The obstacle in Lenny’s path, aside from the fact that he is on his honeymoon, is Kelly’s father (Eddie Albert). He takes an instant dislike to Lenny, and hides this inexpertly on purpose. Lenny, it would seem, is everything Mr. Corcoran hates.

And so we have our four major players—a guy who wants what he can’t have and doesn’t want what he has; an infantile, immature girl; an ice queen who expects that she’ll get what she wants; and a glowering old man who, because of the situation, is the most understandable and sympathetic. The comedy comes initially from Lenny’s elaborate and frequent lies to Lila about exactly what is going on outside their hotel room. She recovers from her sunburn while Lenny does everything but hump Kelly’s leg. Much of the middle part of the film concerns Lenny’s failing and flailing around Kelly’s father and his unfortunate attempts to impress the man.

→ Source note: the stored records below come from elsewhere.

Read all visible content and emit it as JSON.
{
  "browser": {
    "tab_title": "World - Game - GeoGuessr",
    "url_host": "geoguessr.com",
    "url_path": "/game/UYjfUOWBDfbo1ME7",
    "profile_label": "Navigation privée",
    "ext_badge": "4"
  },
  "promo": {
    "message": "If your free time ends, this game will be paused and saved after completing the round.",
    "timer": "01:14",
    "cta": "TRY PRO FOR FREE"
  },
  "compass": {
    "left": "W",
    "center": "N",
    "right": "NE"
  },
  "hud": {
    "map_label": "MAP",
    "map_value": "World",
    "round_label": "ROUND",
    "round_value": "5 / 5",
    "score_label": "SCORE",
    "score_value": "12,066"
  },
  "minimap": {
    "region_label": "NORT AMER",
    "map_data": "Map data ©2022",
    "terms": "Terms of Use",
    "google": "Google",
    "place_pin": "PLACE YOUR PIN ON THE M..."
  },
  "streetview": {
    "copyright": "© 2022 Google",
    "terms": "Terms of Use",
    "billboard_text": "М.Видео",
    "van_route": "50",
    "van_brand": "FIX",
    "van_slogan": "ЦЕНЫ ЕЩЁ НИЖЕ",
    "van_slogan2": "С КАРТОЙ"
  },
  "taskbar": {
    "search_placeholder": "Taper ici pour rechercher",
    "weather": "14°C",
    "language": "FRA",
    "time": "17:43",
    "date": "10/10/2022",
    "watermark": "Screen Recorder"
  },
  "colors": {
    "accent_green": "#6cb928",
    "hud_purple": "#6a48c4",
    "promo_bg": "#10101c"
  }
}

I can’t fault the story, really. It’s just on the edge of what I’d call believable behavior. I can’t fault the acting, either. I tend to like Charles Grodin quite a bit, and both Eddie Albert and Jeannie Berlin earned deserved Oscar nominations (especially Eddie Albert), and both won film critics’ awards. But there’s a part of this film that’s like biting down on metal for me. I had serious problems getting past it, and found the middle 20 minutes or so to be excruciating. I knew I had to bull my way through, but didn’t want to. It was almost like painful elective surgery. I knew it would be good for me to get it behind me, but I didn’t want to have to go through it.

I have no idea why I had this reaction to the film. There is some real brilliance here. When Lenny makes the admission to Kelly’s father that he’s not only already married, but a newlywed, the expression on Eddie Albert’s face changes slightly, almost imperceptibly, but the change is one of the nicest jobs of acting I’ve seen in awhile. Just as entertaining in this scene is Kelly’s mother (Audra Lindley), who goes from a pleased expression to one of aghast shock over the course of several minutes. The film works (evidently for many people but me) because it understands that underneath a comedy lurks tragedy, and this has that in spades. It's a layer of comedy-flavored frosting on top of tragedy cake.

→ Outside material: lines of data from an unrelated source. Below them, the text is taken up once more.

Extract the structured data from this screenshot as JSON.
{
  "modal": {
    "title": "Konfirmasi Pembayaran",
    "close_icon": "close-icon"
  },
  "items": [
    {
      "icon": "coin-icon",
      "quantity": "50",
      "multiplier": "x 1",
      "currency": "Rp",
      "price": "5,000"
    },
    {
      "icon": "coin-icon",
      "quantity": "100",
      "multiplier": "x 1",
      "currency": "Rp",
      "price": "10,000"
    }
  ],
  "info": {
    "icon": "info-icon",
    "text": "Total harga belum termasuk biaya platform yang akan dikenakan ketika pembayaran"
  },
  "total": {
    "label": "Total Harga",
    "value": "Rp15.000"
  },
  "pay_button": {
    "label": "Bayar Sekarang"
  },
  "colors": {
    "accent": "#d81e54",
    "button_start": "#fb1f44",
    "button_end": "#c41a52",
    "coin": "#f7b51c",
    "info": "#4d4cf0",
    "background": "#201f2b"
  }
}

What’s interesting about this film is the length of the scenes. Some, which consist of little more than a few people sitting at a table discussing essentially Lenny’s lack of fulfillment with his current life, go for 10 minutes or more. There’s a sense of intimacy here that is unmistakable for anything else, and since the intimacy exists for the revealing of painful and depressing truths, the feeling is as if these truths are being revealed to us personally, which in a way, they are.

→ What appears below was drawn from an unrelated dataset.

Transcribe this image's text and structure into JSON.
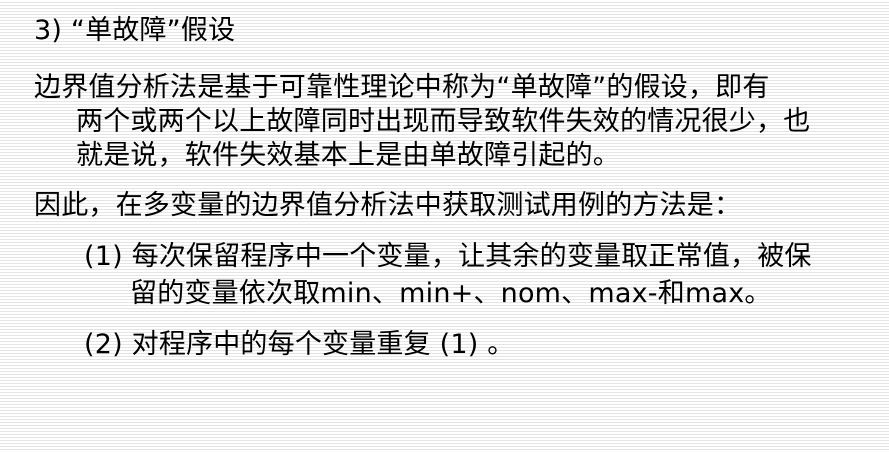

In a nutshell, this film is about a man who always sees the grass as greener somewhere else. It’s about people who will stop at nothing, including destroying the lives of others, to get what they want. Lenny is a man who doesn’t want anything he gets. It’s the pursuit, the not having something, that drives him, and once he achieves something, it’s no longer desirable. If you think that’s a spoiler, you might be right.

The big question is how this film ended up on this list. When I think of the other films that could have been added here…Everything You Always Wanted to Know About Sex (But Were Afraid to Ask), Last House on the Left, and Silent Running are all more deserving in my opinion, and these are just more deserving films from 1972, the year of The Heartbreak Kid’s release. Ask me to decide, and I’d leave this one off, even with its surprising ending.

Why to watch The Heartbreak Kid: Bad things happening to bad people.
Why not to watch: Every character needs to be punched in the face.

2 comments:

  1. At last another person that wonders why "Silent Running" isn't in "The Book"

    ReplyDelete
  2. It bloody well should be. Silent Running is one of the films that turned me on to science fiction in general. A beautiful film.

    ReplyDelete